NEW YORK -- Stocks rallied nearly 2% after the Federal Reserve announced it would begin scaling back its stimulus program early next year.
The Dow Jones industrial average added 292.71, gaining 1.8% to 16,167.97 at the closing bell Wednesday. The broader Standard & Poor's 500 index rose 29.65 points, or 1.7%, to 1,810.65.
The late-day rally pushed the Dow and S&P 500 to new all-time closing highs, according to Howard Silverblatt, senior index analyst at S&P Dow Jones Indices.
The technology-focused Nasdaq composite rose 46.38 points, or 1.2%, to 4,070.06.
Wall Street has been obsessed over how long the Fed would continue its easy-money policies that have helped boost this year's stock rally.
“The market sees it as the right thing to do,” said J.J. Kinahan, chief strategist at TD Ameritrade. “It views it as a vote of confidence that the [economy] is as healthy as the numbers have been portraying it."
By buying $85 billion in bonds every month, the Fed has tried to lower borrowing costs for consumers and businesses as a way to stimulate economic growth.
The Fed said Wednesday it would scale back its stimulus to $75 billion a month, citing the economy's growing strength.
“We had to taper at some point,” said John Rutledge, chief investment strategist at Safanad in New York. "Ten billion a month is a good start.”
Starting in January, the Fed said, the central bank would start buying $35 billion a month in mortgage-backed securities, and $40 billion a month of long-term Treasury bonds.
With interest rates lower, investors have searched for higher returns in riskier assets such as stocks.
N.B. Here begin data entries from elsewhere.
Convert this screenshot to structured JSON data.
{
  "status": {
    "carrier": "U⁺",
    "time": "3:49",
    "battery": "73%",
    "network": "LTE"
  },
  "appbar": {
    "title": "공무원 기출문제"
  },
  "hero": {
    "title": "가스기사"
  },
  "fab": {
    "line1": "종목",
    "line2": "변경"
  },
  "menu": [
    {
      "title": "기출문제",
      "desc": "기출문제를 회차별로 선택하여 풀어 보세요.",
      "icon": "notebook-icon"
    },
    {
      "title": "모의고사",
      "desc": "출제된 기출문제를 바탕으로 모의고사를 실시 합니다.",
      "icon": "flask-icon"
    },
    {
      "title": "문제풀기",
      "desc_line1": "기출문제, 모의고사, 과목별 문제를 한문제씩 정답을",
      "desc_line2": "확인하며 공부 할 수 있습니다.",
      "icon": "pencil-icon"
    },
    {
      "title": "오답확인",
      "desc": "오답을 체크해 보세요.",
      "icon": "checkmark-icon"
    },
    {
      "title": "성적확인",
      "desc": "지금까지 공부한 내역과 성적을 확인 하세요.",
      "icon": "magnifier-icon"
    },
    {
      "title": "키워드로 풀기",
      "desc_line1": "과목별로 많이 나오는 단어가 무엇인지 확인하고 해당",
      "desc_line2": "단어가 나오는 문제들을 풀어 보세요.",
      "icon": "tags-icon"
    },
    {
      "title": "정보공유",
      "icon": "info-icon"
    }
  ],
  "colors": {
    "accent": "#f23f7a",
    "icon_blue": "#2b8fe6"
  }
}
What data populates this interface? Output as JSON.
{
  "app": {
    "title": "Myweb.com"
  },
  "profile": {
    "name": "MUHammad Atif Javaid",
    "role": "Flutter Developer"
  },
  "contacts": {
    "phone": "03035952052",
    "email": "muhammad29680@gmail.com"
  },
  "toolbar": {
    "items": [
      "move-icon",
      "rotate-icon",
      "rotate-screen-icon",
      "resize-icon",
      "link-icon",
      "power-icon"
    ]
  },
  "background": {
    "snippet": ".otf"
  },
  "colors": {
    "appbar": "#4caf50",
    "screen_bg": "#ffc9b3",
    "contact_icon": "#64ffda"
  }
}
That has helped pushed up the Dow nearly 22% since Jan. 1.
Professional investors had fretted over the Fed's eventual pull-back, but investors were heartened to hear the Fed would only begin to taper moderately.
Key for the central bank's policymakers will be whether labor, growth and inflation data show the U.S. economy can stand on its own.
The Fed's move landed on Wall Street as a "mild surprise," Kinahan said. Investors were comforted to hear Fed Chairman Ben Bernanke say the central bank stood ready to continue supporting the economy as needed.
“It’s like a baby going from crawling to walking," Kinahan said. "See how those few steps go before you walk away.”